> _WORK REQUEST_:
In your reply, restate all of the records below word for word.

(Data records for software interfaces)
· · · ·

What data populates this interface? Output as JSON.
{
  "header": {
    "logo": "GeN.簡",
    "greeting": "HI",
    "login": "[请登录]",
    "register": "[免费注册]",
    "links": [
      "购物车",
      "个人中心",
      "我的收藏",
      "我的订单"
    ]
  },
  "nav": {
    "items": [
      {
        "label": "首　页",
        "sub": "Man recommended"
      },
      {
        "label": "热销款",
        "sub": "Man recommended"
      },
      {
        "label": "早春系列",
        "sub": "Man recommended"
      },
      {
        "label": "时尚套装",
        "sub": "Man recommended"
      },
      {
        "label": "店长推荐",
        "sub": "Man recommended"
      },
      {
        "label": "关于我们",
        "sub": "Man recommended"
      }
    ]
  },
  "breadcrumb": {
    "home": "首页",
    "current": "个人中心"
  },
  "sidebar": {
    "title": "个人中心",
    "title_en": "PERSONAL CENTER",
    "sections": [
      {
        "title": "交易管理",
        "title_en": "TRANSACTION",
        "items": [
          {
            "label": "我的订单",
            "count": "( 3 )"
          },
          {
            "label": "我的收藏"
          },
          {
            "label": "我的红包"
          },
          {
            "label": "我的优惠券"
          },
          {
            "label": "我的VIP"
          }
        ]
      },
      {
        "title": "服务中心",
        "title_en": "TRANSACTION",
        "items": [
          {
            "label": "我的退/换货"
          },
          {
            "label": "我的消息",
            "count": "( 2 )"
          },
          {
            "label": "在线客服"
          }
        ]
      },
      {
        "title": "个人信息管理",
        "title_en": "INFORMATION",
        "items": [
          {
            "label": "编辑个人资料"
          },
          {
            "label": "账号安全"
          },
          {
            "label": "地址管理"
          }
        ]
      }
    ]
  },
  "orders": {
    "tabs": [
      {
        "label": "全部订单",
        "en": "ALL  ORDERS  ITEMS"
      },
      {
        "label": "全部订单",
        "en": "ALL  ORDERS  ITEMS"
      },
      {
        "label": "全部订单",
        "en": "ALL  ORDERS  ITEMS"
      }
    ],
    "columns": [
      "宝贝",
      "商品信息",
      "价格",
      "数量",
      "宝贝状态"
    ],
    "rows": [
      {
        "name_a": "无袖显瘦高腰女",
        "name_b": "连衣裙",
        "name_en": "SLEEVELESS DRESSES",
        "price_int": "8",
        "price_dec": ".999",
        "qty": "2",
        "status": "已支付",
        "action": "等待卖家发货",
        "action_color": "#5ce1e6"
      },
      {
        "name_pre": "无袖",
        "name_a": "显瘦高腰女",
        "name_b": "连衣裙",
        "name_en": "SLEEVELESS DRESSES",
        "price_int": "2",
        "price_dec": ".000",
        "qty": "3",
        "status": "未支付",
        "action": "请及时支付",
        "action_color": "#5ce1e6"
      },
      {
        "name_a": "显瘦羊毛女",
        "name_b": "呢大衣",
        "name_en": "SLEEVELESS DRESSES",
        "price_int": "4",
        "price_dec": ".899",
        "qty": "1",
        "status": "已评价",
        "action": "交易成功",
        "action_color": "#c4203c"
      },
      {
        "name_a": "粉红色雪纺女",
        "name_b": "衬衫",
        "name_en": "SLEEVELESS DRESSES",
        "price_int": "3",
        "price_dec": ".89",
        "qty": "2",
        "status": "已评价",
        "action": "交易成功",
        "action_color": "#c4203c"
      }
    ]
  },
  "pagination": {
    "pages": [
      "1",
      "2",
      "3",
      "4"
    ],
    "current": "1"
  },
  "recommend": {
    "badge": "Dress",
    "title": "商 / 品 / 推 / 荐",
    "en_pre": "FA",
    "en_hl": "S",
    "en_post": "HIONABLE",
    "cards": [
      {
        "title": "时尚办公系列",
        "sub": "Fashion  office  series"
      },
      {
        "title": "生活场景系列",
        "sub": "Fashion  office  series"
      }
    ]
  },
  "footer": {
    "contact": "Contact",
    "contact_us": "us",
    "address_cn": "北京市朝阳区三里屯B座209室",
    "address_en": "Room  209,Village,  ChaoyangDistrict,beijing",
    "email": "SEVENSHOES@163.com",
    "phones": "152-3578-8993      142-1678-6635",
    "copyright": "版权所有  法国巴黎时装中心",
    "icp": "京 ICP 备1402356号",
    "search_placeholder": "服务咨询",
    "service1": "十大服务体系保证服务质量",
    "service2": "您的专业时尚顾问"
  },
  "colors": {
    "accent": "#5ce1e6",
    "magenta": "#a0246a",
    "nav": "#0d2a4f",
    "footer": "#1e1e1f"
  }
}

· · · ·

> _EXERCISE OUTPUT_:
What data populates this interface? Output as JSON.
{
  "header": {
    "logo": "GeN.簡",
    "greeting": "HI",
    "login": "[请登录]",
    "register": "[免费注册]",
    "links": [
      "购物车",
      "个人中心",
      "我的收藏",
      "我的订单"
    ]
  },
  "nav": {
    "items": [
      {
        "label": "首　页",
        "sub": "Man recommended"
      },
      {
        "label": "热销款",
        "sub": "Man recommended"
      },
      {
        "label": "早春系列",
        "sub": "Man recommended"
      },
      {
        "label": "时尚套装",
        "sub": "Man recommended"
      },
      {
        "label": "店长推荐",
        "sub": "Man recommended"
      },
      {
        "label": "关于我们",
        "sub": "Man recommended"
      }
    ]
  },
  "breadcrumb": {
    "home": "首页",
    "current": "个人中心"
  },
  "sidebar": {
    "title": "个人中心",
    "title_en": "PERSONAL CENTER",
    "sections": [
      {
        "title": "交易管理",
        "title_en": "TRANSACTION",
        "items": [
          {
            "label": "我的订单",
            "count": "( 3 )"
          },
          {
            "label": "我的收藏"
          },
          {
            "label": "我的红包"
          },
          {
            "label": "我的优惠券"
          },
          {
            "label": "我的VIP"
          }
        ]
      },
      {
        "title": "服务中心",
        "title_en": "TRANSACTION",
        "items": [
          {
            "label": "我的退/换货"
          },
          {
            "label": "我的消息",
            "count": "( 2 )"
          },
          {
            "label": "在线客服"
          }
        ]
      },
      {
        "title": "个人信息管理",
        "title_en": "INFORMATION",
        "items": [
          {
            "label": "编辑个人资料"
          },
          {
            "label": "账号安全"
          },
          {
            "label": "地址管理"
          }
        ]
      }
    ]
  },
  "orders": {
    "tabs": [
      {
        "label": "全部订单",
        "en": "ALL  ORDERS  ITEMS"
      },
      {
        "label": "全部订单",
        "en": "ALL  ORDERS  ITEMS"
      },
      {
        "label": "全部订单",
        "en": "ALL  ORDERS  ITEMS"
      }
    ],
    "columns": [
      "宝贝",
      "商品信息",
      "价格",
      "数量",
      "宝贝状态"
    ],
    "rows": [
      {
        "name_a": "无袖显瘦高腰女",
        "name_b": "连衣裙",
        "name_en": "SLEEVELESS DRESSES",
        "price_int": "8",
        "price_dec": ".999",
        "qty": "2",
        "status": "已支付",
        "action": "等待卖家发货",
        "action_color": "#5ce1e6"
      },
      {
        "name_pre": "无袖",
        "name_a": "显瘦高腰女",
        "name_b": "连衣裙",
        "name_en": "SLEEVELESS DRESSES",
        "price_int": "2",
        "price_dec": ".000",
        "qty": "3",
        "status": "未支付",
        "action": "请及时支付",
        "action_color": "#5ce1e6"
      },
      {
        "name_a": "显瘦羊毛女",
        "name_b": "呢大衣",
        "name_en": "SLEEVELESS DRESSES",
        "price_int": "4",
        "price_dec": ".899",
        "qty": "1",
        "status": "已评价",
        "action": "交易成功",
        "action_color": "#c4203c"
      },
      {
        "name_a": "粉红色雪纺女",
        "name_b": "衬衫",
        "name_en": "SLEEVELESS DRESSES",
        "price_int": "3",
        "price_dec": ".89",
        "qty": "2",
        "status": "已评价",
        "action": "交易成功",
        "action_color": "#c4203c"
      }
    ]
  },
  "pagination": {
    "pages": [
      "1",
      "2",
      "3",
      "4"
    ],
    "current": "1"
  },
  "recommend": {
    "badge": "Dress",
    "title": "商 / 品 / 推 / 荐",
    "en_pre": "FA",
    "en_hl": "S",
    "en_post": "HIONABLE",
    "cards": [
      {
        "title": "时尚办公系列",
        "sub": "Fashion  office  series"
      },
      {
        "title": "生活场景系列",
        "sub": "Fashion  office  series"
      }
    ]
  },
  "footer": {
    "contact": "Contact",
    "contact_us": "us",
    "address_cn": "北京市朝阳区三里屯B座209室",
    "address_en": "Room  209,Village,  ChaoyangDistrict,beijing",
    "email": "SEVENSHOES@163.com",
    "phones": "152-3578-8993      142-1678-6635",
    "copyright": "版权所有  法国巴黎时装中心",
    "icp": "京 ICP 备1402356号",
    "search_placeholder": "服务咨询",
    "service1": "十大服务体系保证服务质量",
    "service2": "您的专业时尚顾问"
  },
  "colors": {
    "accent": "#5ce1e6",
    "magenta": "#a0246a",
    "nav": "#0d2a4f",
    "footer": "#1e1e1f"
  }
}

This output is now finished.